Task details: In the entries below, count every line containing "buttercream". Reply with the number alone.

++++

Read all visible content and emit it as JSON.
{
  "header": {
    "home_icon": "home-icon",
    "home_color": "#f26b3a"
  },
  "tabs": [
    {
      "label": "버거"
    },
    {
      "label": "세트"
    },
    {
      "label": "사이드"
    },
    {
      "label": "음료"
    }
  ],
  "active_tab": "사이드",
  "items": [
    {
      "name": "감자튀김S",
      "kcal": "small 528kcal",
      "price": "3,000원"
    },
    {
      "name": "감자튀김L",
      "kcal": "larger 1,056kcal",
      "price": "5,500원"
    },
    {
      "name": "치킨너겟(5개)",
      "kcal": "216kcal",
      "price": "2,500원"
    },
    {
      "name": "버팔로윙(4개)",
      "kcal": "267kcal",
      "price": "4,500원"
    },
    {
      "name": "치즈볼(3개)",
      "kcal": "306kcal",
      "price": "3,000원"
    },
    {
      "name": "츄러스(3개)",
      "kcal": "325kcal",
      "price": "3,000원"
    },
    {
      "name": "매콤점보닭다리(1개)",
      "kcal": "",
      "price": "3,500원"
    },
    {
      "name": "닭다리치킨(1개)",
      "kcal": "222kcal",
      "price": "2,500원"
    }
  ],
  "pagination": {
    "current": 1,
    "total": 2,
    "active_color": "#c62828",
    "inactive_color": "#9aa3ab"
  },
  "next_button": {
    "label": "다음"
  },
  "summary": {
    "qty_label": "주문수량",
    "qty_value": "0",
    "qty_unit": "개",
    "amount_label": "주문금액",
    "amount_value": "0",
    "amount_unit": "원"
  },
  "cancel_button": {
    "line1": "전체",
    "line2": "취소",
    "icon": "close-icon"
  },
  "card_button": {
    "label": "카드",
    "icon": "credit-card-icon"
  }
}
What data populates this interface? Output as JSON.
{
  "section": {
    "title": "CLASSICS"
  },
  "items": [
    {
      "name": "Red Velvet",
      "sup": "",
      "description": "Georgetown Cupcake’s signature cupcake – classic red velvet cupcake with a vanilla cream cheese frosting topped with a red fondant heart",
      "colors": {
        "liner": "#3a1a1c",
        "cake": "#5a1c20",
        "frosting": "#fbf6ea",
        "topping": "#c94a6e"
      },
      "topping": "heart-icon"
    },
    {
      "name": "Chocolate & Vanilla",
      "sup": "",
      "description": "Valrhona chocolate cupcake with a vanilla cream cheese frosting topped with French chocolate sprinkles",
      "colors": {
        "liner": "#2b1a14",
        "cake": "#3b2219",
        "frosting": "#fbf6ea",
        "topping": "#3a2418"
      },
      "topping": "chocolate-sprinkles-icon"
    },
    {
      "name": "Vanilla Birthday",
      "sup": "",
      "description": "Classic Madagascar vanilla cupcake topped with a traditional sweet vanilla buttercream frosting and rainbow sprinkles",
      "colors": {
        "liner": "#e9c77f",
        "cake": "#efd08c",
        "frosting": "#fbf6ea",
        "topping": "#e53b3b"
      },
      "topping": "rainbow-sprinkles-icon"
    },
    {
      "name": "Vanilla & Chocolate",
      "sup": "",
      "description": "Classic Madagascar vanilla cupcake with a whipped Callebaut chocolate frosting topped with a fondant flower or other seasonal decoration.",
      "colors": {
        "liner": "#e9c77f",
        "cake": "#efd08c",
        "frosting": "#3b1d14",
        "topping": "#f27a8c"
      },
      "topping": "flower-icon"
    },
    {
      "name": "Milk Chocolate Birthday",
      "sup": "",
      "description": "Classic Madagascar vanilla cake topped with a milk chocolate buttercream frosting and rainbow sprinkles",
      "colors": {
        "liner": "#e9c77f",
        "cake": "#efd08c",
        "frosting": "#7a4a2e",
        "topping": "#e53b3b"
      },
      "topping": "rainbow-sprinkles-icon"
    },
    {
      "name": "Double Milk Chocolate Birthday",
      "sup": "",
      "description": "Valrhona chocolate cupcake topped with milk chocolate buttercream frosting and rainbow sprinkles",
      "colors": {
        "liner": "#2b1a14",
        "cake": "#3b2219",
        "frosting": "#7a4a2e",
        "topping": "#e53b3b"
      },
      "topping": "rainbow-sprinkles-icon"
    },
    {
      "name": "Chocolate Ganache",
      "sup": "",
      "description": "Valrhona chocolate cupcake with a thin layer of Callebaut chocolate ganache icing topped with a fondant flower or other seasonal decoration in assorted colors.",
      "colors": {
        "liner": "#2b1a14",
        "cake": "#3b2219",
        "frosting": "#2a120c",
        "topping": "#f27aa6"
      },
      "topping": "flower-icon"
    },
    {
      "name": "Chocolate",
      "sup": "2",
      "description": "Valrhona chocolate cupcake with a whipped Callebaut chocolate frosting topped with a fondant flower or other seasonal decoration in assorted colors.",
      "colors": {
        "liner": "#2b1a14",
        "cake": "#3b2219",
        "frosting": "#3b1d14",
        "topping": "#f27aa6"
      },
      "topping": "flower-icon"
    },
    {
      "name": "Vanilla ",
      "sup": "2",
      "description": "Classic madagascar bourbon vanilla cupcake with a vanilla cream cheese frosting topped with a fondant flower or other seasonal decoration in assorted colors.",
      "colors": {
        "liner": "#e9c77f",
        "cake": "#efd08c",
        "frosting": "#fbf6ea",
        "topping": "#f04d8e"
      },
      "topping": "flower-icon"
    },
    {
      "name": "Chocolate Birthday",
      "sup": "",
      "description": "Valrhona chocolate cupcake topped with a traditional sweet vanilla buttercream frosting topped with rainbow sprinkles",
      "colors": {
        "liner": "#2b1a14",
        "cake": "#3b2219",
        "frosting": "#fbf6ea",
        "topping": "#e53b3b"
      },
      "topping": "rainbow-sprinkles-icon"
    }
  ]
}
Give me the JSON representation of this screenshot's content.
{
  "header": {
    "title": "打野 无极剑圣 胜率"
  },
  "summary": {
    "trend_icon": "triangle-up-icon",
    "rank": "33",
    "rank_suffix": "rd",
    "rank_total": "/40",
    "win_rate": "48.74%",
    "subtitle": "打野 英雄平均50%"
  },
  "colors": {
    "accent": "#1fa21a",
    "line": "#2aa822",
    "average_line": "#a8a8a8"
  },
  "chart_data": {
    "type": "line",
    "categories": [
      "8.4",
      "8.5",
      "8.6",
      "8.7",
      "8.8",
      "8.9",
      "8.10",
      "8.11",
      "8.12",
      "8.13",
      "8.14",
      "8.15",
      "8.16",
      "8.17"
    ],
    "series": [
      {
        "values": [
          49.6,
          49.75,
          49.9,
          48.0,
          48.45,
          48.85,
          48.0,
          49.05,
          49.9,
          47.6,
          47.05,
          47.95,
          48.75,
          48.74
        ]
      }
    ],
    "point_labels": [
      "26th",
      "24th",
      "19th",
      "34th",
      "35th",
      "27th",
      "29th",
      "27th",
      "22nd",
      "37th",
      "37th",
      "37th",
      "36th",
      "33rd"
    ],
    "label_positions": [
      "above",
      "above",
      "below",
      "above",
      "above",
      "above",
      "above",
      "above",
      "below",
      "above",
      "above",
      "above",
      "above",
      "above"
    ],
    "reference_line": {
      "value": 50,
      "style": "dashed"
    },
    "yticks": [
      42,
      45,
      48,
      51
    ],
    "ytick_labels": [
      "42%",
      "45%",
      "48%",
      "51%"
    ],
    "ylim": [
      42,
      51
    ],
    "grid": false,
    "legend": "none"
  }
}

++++

Your solution: 4